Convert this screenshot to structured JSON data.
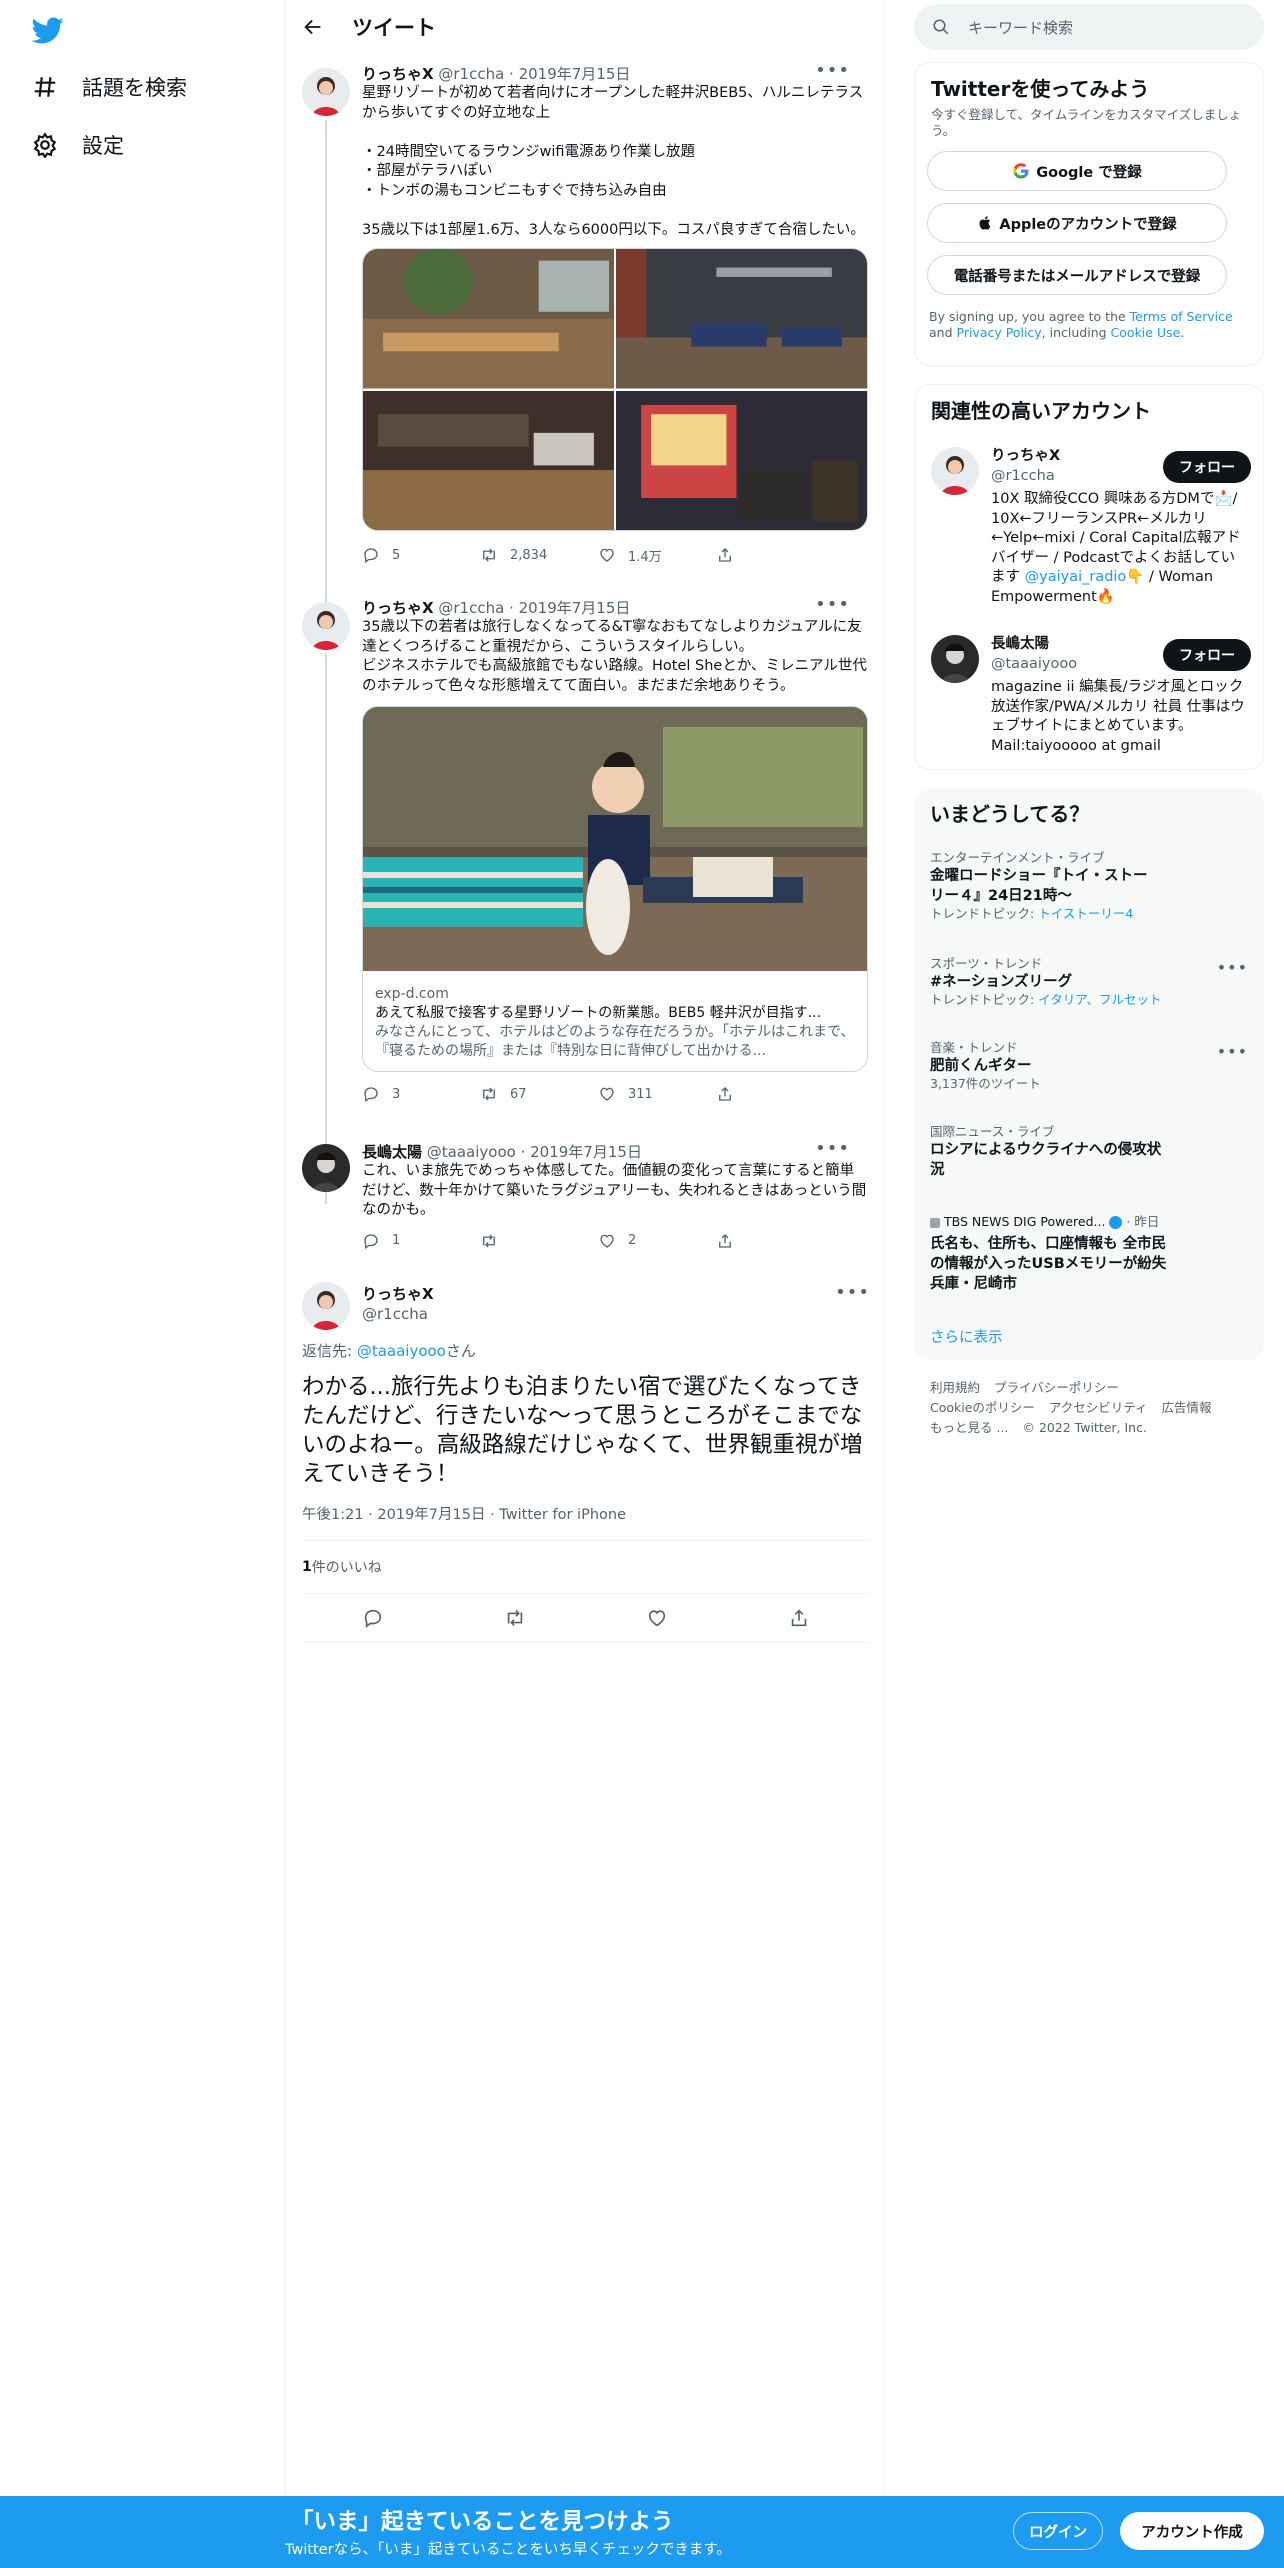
{
  "nav": {
    "explore_label": "話題を検索",
    "settings_label": "設定"
  },
  "header": {
    "title": "ツイート"
  },
  "tweets": [
    {
      "name": "りっちゃX",
      "meta": "@r1ccha · 2019年7月15日",
      "text": "星野リゾートが初めて若者向けにオープンした軽井沢BEB5、ハルニレテラスから歩いてすぐの好立地な上\n\n・24時間空いてるラウンジwifi電源あり作業し放題\n・部屋がテラハぽい\n・トンボの湯もコンビニもすぐで持ち込み自由\n\n35歳以下は1部屋1.6万、3人なら6000円以下。コスパ良すぎて合宿したい。",
      "replies": "5",
      "retweets": "2,834",
      "likes": "1.4万"
    },
    {
      "name": "りっちゃX",
      "meta": "@r1ccha · 2019年7月15日",
      "text": "35歳以下の若者は旅行しなくなってる&T寧なおもてなしよりカジュアルに友達とくつろげること重視だから、こういうスタイルらしい。\nビジネスホテルでも高級旅館でもない路線。Hotel Sheとか、ミレニアル世代のホテルって色々な形態増えてて面白い。まだまだ余地ありそう。",
      "card_domain": "exp-d.com",
      "card_title": "あえて私服で接客する星野リゾートの新業態。BEB5 軽井沢が目指す...",
      "card_desc": "みなさんにとって、ホテルはどのような存在だろうか。「ホテルはこれまで、『寝るための場所』または『特別な日に背伸びして出かける...",
      "replies": "3",
      "retweets": "67",
      "likes": "311"
    },
    {
      "name": "長嶋太陽",
      "meta": "@taaaiyooo · 2019年7月15日",
      "text": "これ、いま旅先でめっちゃ体感してた。価値観の変化って言葉にすると簡単だけど、数十年かけて築いたラグジュアリーも、失われるときはあっという間なのかも。",
      "replies": "1",
      "retweets": "",
      "likes": "2"
    }
  ],
  "focus": {
    "name": "りっちゃX",
    "handle": "@r1ccha",
    "reply_prefix": "返信先: ",
    "reply_handle": "@taaaiyooo",
    "reply_suffix": "さん",
    "text": "わかる...旅行先よりも泊まりたい宿で選びたくなってきたんだけど、行きたいな〜って思うところがそこまでないのよねー。高級路線だけじゃなくて、世界観重視が増えていきそう！",
    "timestamp": "午後1:21 · 2019年7月15日 · Twitter for iPhone",
    "like_count": "1",
    "like_label": " 件のいいね"
  },
  "search": {
    "placeholder": "キーワード検索"
  },
  "signup_box": {
    "title": "Twitterを使ってみよう",
    "subtitle": "今すぐ登録して、タイムラインをカスタマイズしましょう。",
    "google": "Google で登録",
    "apple": "Appleのアカウントで登録",
    "phone": "電話番号またはメールアドレスで登録",
    "terms_1": "By signing up, you agree to the ",
    "terms_link": "Terms of Service",
    "terms_2": " and ",
    "privacy_link": "Privacy Policy",
    "terms_3": ", including ",
    "cookie_link": "Cookie Use",
    "terms_4": "."
  },
  "related": {
    "title": "関連性の高いアカウント",
    "follow_label": "フォロー",
    "accounts": [
      {
        "name": "りっちゃX",
        "handle": "@r1ccha",
        "bio_1": "10X 取締役CCO 興味ある方DMで📩/ 10X←フリーランスPR←メルカリ←Yelp←mixi / Coral Capital広報アドバイザー / Podcastでよくお話しています ",
        "bio_link": "@yaiyai_radio",
        "bio_2": "👇 / Woman Empowerment🔥"
      },
      {
        "name": "長嶋太陽",
        "handle": "@taaaiyooo",
        "bio_1": "magazine ii 編集長/ラジオ風とロック 放送作家/PWA/メルカリ 社員 仕事はウェブサイトにまとめています。Mail:taiyooooo at gmail",
        "bio_link": "",
        "bio_2": ""
      }
    ]
  },
  "trends": {
    "title": "いまどうしてる？",
    "items": [
      {
        "cat": "エンターテインメント・ライブ",
        "title": "金曜ロードショー『トイ・ストーリー４』24日21時〜",
        "sub_prefix": "トレンドトピック: ",
        "sub_link": "トイストーリー4"
      },
      {
        "cat": "スポーツ・トレンド",
        "title": "#ネーションズリーグ",
        "sub_prefix": "トレンドトピック: ",
        "sub_link": "イタリア、フルセット"
      },
      {
        "cat": "音楽・トレンド",
        "title": "肥前くんギター",
        "sub_prefix": "3,137件のツイート",
        "sub_link": ""
      },
      {
        "cat": "国際ニュース・ライブ",
        "title": "ロシアによるウクライナへの侵攻状況",
        "sub_prefix": "",
        "sub_link": ""
      },
      {
        "cat": "TBS NEWS DIG Powered... ",
        "cat_time": " · 昨日",
        "title": "氏名も、住所も、口座情報も 全市民の情報が入ったUSBメモリーが紛失　兵庫・尼崎市",
        "sub_prefix": "",
        "sub_link": ""
      }
    ],
    "show_more": "さらに表示"
  },
  "footer": {
    "links": [
      "利用規約",
      "プライバシーポリシー",
      "Cookieのポリシー",
      "アクセシビリティ",
      "広告情報",
      "もっと見る ..."
    ],
    "copyright": "© 2022 Twitter, Inc."
  },
  "bottombar": {
    "title": "「いま」起きていることを見つけよう",
    "subtitle": "Twitterなら、「いま」起きていることをいち早くチェックできます。",
    "login": "ログイン",
    "signup": "アカウント作成"
  },
  "colors": {
    "accent": "#1d9bf0",
    "text": "#0f1419",
    "muted": "#536471"
  }
}
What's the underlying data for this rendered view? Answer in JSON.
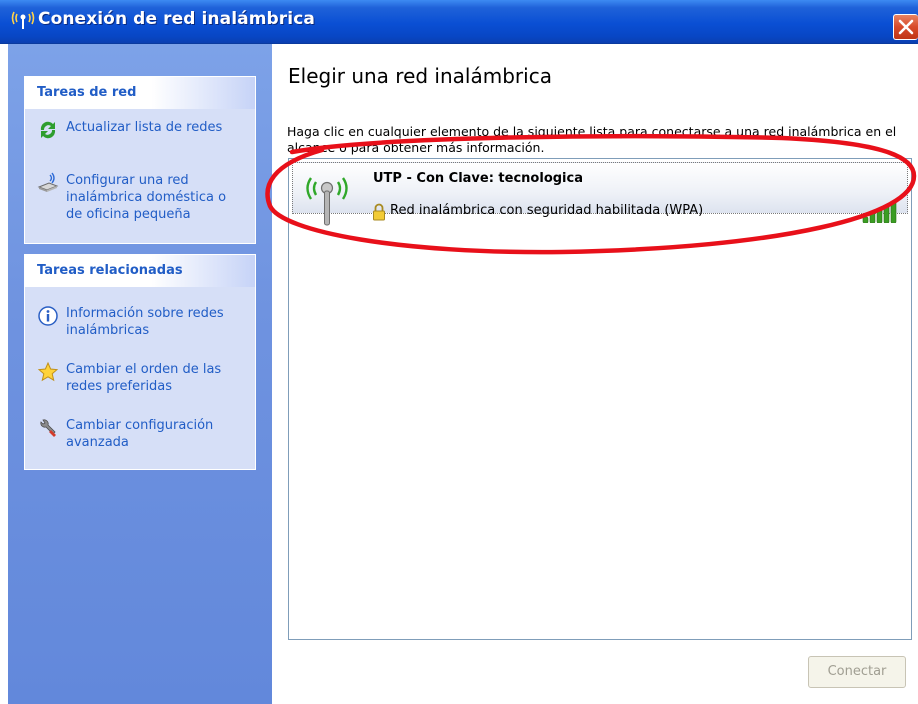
{
  "window": {
    "title": "Conexión de red inalámbrica",
    "title_icon": "wireless-network-icon",
    "close_icon": "close-icon"
  },
  "left_pane": {
    "network_tasks": {
      "header": "Tareas de red",
      "items": [
        {
          "label": "Actualizar lista de redes",
          "icon": "refresh-icon"
        },
        {
          "label": "Configurar una red inalámbrica doméstica o de oficina pequeña",
          "icon": "wireless-setup-icon"
        }
      ]
    },
    "related_tasks": {
      "header": "Tareas relacionadas",
      "items": [
        {
          "label": "Información sobre redes inalámbricas",
          "icon": "info-icon"
        },
        {
          "label": "Cambiar el orden de las redes preferidas",
          "icon": "star-icon"
        },
        {
          "label": "Cambiar configuración avanzada",
          "icon": "tools-icon"
        }
      ]
    }
  },
  "main": {
    "title": "Elegir una red inalámbrica",
    "description": "Haga clic en cualquier elemento de la siguiente lista para conectarse a una red inalámbrica en el alcance o para obtener más información.",
    "networks": [
      {
        "name": "UTP - Con Clave: tecnologica",
        "security": "Red inalámbrica con seguridad habilitada (WPA)",
        "signal_bars": 5,
        "signal_max": 5
      }
    ],
    "connect_button": "Conectar"
  },
  "colors": {
    "title_bar": "#0a4fd4",
    "task_pane": "#6f93e0",
    "task_link": "#215dc6",
    "highlight_ellipse": "#e8101a",
    "signal_green": "#3a9d23"
  }
}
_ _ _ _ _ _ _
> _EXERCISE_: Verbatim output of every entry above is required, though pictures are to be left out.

> _FINISHED TASK_:
Convert this screenshot to structured JSON data.
{
  "nav": {
    "explore_label": "話題を検索",
    "settings_label": "設定"
  },
  "header": {
    "title": "ツイート"
  },
  "tweets": [
    {
      "name": "りっちゃX",
      "meta": "@r1ccha · 2019年7月15日",
      "text": "星野リゾートが初めて若者向けにオープンした軽井沢BEB5、ハルニレテラスから歩いてすぐの好立地な上\n\n・24時間空いてるラウンジwifi電源あり作業し放題\n・部屋がテラハぽい\n・トンボの湯もコンビニもすぐで持ち込み自由\n\n35歳以下は1部屋1.6万、3人なら6000円以下。コスパ良すぎて合宿したい。",
      "replies": "5",
      "retweets": "2,834",
      "likes": "1.4万"
    },
    {
      "name": "りっちゃX",
      "meta": "@r1ccha · 2019年7月15日",
      "text": "35歳以下の若者は旅行しなくなってる&T寧なおもてなしよりカジュアルに友達とくつろげること重視だから、こういうスタイルらしい。\nビジネスホテルでも高級旅館でもない路線。Hotel Sheとか、ミレニアル世代のホテルって色々な形態増えてて面白い。まだまだ余地ありそう。",
      "card_domain": "exp-d.com",
      "card_title": "あえて私服で接客する星野リゾートの新業態。BEB5 軽井沢が目指す...",
      "card_desc": "みなさんにとって、ホテルはどのような存在だろうか。「ホテルはこれまで、『寝るための場所』または『特別な日に背伸びして出かける...",
      "replies": "3",
      "retweets": "67",
      "likes": "311"
    },
    {
      "name": "長嶋太陽",
      "meta": "@taaaiyooo · 2019年7月15日",
      "text": "これ、いま旅先でめっちゃ体感してた。価値観の変化って言葉にすると簡単だけど、数十年かけて築いたラグジュアリーも、失われるときはあっという間なのかも。",
      "replies": "1",
      "retweets": "",
      "likes": "2"
    }
  ],
  "focus": {
    "name": "りっちゃX",
    "handle": "@r1ccha",
    "reply_prefix": "返信先: ",
    "reply_handle": "@taaaiyooo",
    "reply_suffix": "さん",
    "text": "わかる...旅行先よりも泊まりたい宿で選びたくなってきたんだけど、行きたいな〜って思うところがそこまでないのよねー。高級路線だけじゃなくて、世界観重視が増えていきそう！",
    "timestamp": "午後1:21 · 2019年7月15日 · Twitter for iPhone",
    "like_count": "1",
    "like_label": " 件のいいね"
  },
  "search": {
    "placeholder": "キーワード検索"
  },
  "signup_box": {
    "title": "Twitterを使ってみよう",
    "subtitle": "今すぐ登録して、タイムラインをカスタマイズしましょう。",
    "google": "Google で登録",
    "apple": "Appleのアカウントで登録",
    "phone": "電話番号またはメールアドレスで登録",
    "terms_1": "By signing up, you agree to the ",
    "terms_link": "Terms of Service",
    "terms_2": " and ",
    "privacy_link": "Privacy Policy",
    "terms_3": ", including ",
    "cookie_link": "Cookie Use",
    "terms_4": "."
  },
  "related": {
    "title": "関連性の高いアカウント",
    "follow_label": "フォロー",
    "accounts": [
      {
        "name": "りっちゃX",
        "handle": "@r1ccha",
        "bio_1": "10X 取締役CCO 興味ある方DMで📩/ 10X←フリーランスPR←メルカリ←Yelp←mixi / Coral Capital広報アドバイザー / Podcastでよくお話しています ",
        "bio_link": "@yaiyai_radio",
        "bio_2": "👇 / Woman Empowerment🔥"
      },
      {
        "name": "長嶋太陽",
        "handle": "@taaaiyooo",
        "bio_1": "magazine ii 編集長/ラジオ風とロック 放送作家/PWA/メルカリ 社員 仕事はウェブサイトにまとめています。Mail:taiyooooo at gmail",
        "bio_link": "",
        "bio_2": ""
      }
    ]
  },
  "trends": {
    "title": "いまどうしてる？",
    "items": [
      {
        "cat": "エンターテインメント・ライブ",
        "title": "金曜ロードショー『トイ・ストーリー４』24日21時〜",
        "sub_prefix": "トレンドトピック: ",
        "sub_link": "トイストーリー4"
      },
      {
        "cat": "スポーツ・トレンド",
        "title": "#ネーションズリーグ",
        "sub_prefix": "トレンドトピック: ",
        "sub_link": "イタリア、フルセット"
      },
      {
        "cat": "音楽・トレンド",
        "title": "肥前くんギター",
        "sub_prefix": "3,137件のツイート",
        "sub_link": ""
      },
      {
        "cat": "国際ニュース・ライブ",
        "title": "ロシアによるウクライナへの侵攻状況",
        "sub_prefix": "",
        "sub_link": ""
      },
      {
        "cat": "TBS NEWS DIG Powered... ",
        "cat_time": " · 昨日",
        "title": "氏名も、住所も、口座情報も 全市民の情報が入ったUSBメモリーが紛失　兵庫・尼崎市",
        "sub_prefix": "",
        "sub_link": ""
      }
    ],
    "show_more": "さらに表示"
  },
  "footer": {
    "links": [
      "利用規約",
      "プライバシーポリシー",
      "Cookieのポリシー",
      "アクセシビリティ",
      "広告情報",
      "もっと見る ..."
    ],
    "copyright": "© 2022 Twitter, Inc."
  },
  "bottombar": {
    "title": "「いま」起きていることを見つけよう",
    "subtitle": "Twitterなら、「いま」起きていることをいち早くチェックできます。",
    "login": "ログイン",
    "signup": "アカウント作成"
  },
  "colors": {
    "accent": "#1d9bf0",
    "text": "#0f1419",
    "muted": "#536471"
  }
}
What's the underlying data for this rendered view? Answer in JSON.
{
  "window": {
    "title": "Conexión de red inalámbrica",
    "title_icon": "wireless-network-icon",
    "close_icon": "close-icon"
  },
  "left_pane": {
    "network_tasks": {
      "header": "Tareas de red",
      "items": [
        {
          "label": "Actualizar lista de redes",
          "icon": "refresh-icon"
        },
        {
          "label": "Configurar una red inalámbrica doméstica o de oficina pequeña",
          "icon": "wireless-setup-icon"
        }
      ]
    },
    "related_tasks": {
      "header": "Tareas relacionadas",
      "items": [
        {
          "label": "Información sobre redes inalámbricas",
          "icon": "info-icon"
        },
        {
          "label": "Cambiar el orden de las redes preferidas",
          "icon": "star-icon"
        },
        {
          "label": "Cambiar configuración avanzada",
          "icon": "tools-icon"
        }
      ]
    }
  },
  "main": {
    "title": "Elegir una red inalámbrica",
    "description": "Haga clic en cualquier elemento de la siguiente lista para conectarse a una red inalámbrica en el alcance o para obtener más información.",
    "networks": [
      {
        "name": "UTP - Con Clave: tecnologica",
        "security": "Red inalámbrica con seguridad habilitada (WPA)",
        "signal_bars": 5,
        "signal_max": 5
      }
    ],
    "connect_button": "Conectar"
  },
  "colors": {
    "title_bar": "#0a4fd4",
    "task_pane": "#6f93e0",
    "task_link": "#215dc6",
    "highlight_ellipse": "#e8101a",
    "signal_green": "#3a9d23"
  }
}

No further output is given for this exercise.